Steve Masiello Taking A New Approach To Scheduling For Manhattan

Steve Masiello found it hard to not express his disappointment on being labeled a 16 seed as soon as Selection Sunday hit, even before he learned of a trip to Dayton.

Manhattan head coach Steve Masiello would like to take a new approach to scheduling for the 2015-16 season.

The NCAA tournament selection committee labeled the Jaspers as the 67th best team in a 68 team field. The Jaspers’ RPI ranked 168th in the country according to the NCAA, and their non-conference strength of schedule, according to ESPN’s RPI data, ranked as 340th.

However, the fourth-year head coach of the Jaspers actively over scheduled this past season, he would even admit that, playing eight of his team’s nine non-conference games either on the road or at neutral site was an extreme measure after winning their first MAAC championship.

“I feel we were punished for not only trying to better our program, but I also think your at the end of the day, we’re a mid-major, we’re the MAAC, we’re a school of 3,000,” Masiello said. “I think when you start expecting Manhattan’s to beat Florida State’s or Pittsburgh’s or when they lose and that’s a bad year; something’s wrong with that.”

His team went 2-7 over that span and that mark from November and December was largely to blame for their Selection Sunday problem. While the Jaspers came together, going 12-4 in their final 16 regular season games, following up with a MAAC tournament repeat championship, when it came to evaluating the Jaspers’ season, the early losses dragged down their seeding with a heavy weight.

“I think the thing that frustrates me the most is, if I were to bring anyone in say hey make me a schedule, and I were to say come up here and make me a schedule that’s going to get me a 14 seed or a 13 seed next year, I don’t know anyone that could do it,” Masiello said. “I think that’s the frustrating part is there’s no formula.”

Manhattan won 19 games this past season and, considering the way they closed the season, the team that played in February and March would have stood a better chance in non-conference games against the likes of Pittsburgh, UMass and Florida State – all teams who missed the field of 68.

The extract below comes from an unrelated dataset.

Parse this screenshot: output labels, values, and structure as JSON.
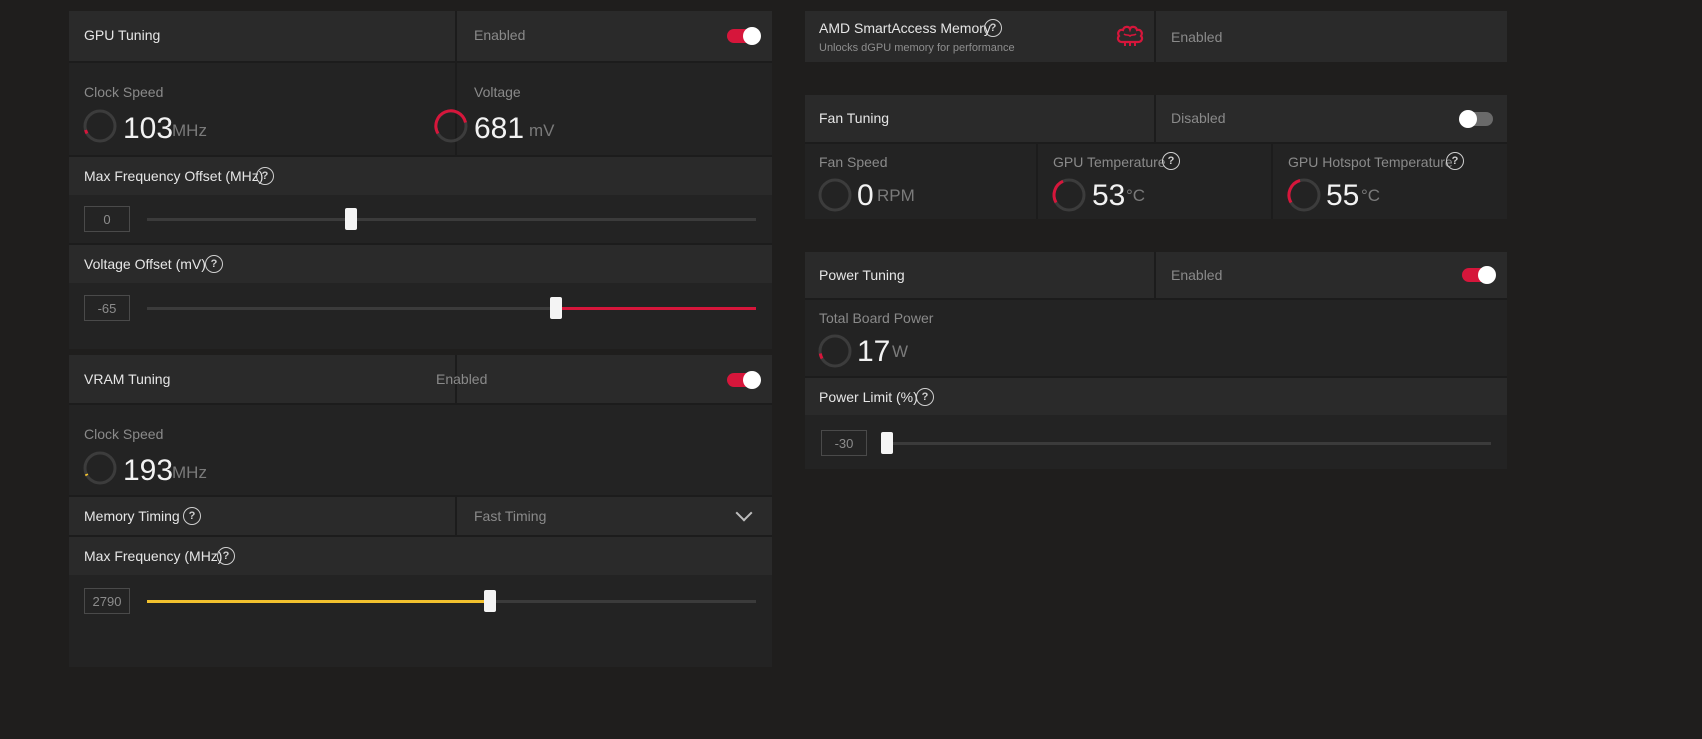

“It is so subjective and that’s where I just get frustrated because I think you have to look at the intent,” Masiello said. “Could we go schedule a schedule and get 20 wins? Yeah, I’m pretty sure we can do that, but does that really mean we’re a 20-win team, everything can be manipulated and that’s where it’s frustrating for me.”

Masiello said he would take this season’s results into consideration when creating a schedule for the 2015-16 season. The Jaspers coach said that he would open his doors to the media to see how they could help him build a schedule and show the complications the program faces in scheduling games.

“You can’t punish us because of what we’re handicapped to,” Masiello said. “That’s what just drives me bonkers, but I’m going to do that next week.”

Ryan Restivo wrote the America East conference preview for the 2014-15 Blue Ribbon College Basketball Yearbook. He covers the Metro Atlantic Athletic Conference, the America East conference and Hofstra for Big Apple Buckets. You can follow Ryan on Twitter @ryanarestivo or contact Ryan at rrestivo[at]

3 thoughts on “Steve Masiello Taking A New Approach To Scheduling For Manhattan

  1. for a mid major almost more exciting to play in a tounament where you can actually advance, see njit. to play for a 16th seed to get slaughtered does not seem exciting. maybe should a 2 or 3 fields of 32 and winners of each tournament going to a touanment of champions sort of like in new jersey. great to get to dance of 64 but it is over quickly better off with a few filds of 32 and winners move onto bigger tournament.


  2. His logic makes no sense here. He “overscheduled” but had a non-conference SOS of 340? He can’t be expected to beat the Pitts and FSUs, but somehow expects to get a higher seed? If he wants a blueprint on how to schedule to potentially earn a 13 or 14 seed, all he needs to do is give Tim Cluess a call. He does it every year.

    You are what you are. You go 2-7 non-league in the MAAC and don’t beat anyone and you’re going to Dayton. If you think you’re going to be good, challenge yourself and roll the dice. He makes it sound like he’s the only mid-major coach with these scheduling problems.


  3. Everyone knows that the court is tilted for the big guys and the mid-majors are given little consideration – scheduling or otherwise. The attitude seems to be that any mid-major that makes the Big Dance should be grateful that they’re even allowed in it. When all is said and done, regardless of what major program you’re eventually matched up against, you win, you advance. You lose, you go home.


Leave a Reply

Fill in your details below or click an icon to log in: Logo

You are commenting using your account. Log Out /  Change )

Facebook photo

You are commenting using your Facebook account. Log Out /  Change )

Connecting to %s